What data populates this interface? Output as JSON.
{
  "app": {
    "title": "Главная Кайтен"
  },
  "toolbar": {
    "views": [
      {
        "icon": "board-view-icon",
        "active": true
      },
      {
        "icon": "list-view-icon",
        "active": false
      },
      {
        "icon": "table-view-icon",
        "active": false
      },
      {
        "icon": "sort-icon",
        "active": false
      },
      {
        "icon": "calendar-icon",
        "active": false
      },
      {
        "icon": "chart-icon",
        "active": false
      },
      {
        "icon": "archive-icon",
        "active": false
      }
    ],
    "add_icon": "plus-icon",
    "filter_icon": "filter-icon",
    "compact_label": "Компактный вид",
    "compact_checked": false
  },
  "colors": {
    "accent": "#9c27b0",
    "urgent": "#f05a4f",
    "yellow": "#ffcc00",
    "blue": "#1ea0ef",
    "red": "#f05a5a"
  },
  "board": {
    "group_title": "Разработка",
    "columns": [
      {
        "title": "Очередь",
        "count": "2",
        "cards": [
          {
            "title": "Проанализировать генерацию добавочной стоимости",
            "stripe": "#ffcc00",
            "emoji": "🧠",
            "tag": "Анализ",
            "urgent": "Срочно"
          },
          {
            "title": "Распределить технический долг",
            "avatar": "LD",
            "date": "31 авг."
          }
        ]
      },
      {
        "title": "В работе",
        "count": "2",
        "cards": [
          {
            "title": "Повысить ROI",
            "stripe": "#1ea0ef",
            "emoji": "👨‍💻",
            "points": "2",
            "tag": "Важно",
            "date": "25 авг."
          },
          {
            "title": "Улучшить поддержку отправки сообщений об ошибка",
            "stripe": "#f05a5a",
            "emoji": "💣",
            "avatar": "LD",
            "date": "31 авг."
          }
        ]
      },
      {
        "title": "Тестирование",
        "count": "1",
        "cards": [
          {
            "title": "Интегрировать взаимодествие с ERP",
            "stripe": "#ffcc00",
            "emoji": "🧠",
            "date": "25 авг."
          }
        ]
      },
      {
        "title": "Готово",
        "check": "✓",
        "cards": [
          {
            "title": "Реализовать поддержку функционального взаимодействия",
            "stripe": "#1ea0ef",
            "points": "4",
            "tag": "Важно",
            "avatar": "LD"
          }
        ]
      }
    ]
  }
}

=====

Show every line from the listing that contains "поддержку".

            "title": "Улучшить поддержку отправки сообщений об ошибка",
            "title": "Реализовать поддержку функционального взаимодействия",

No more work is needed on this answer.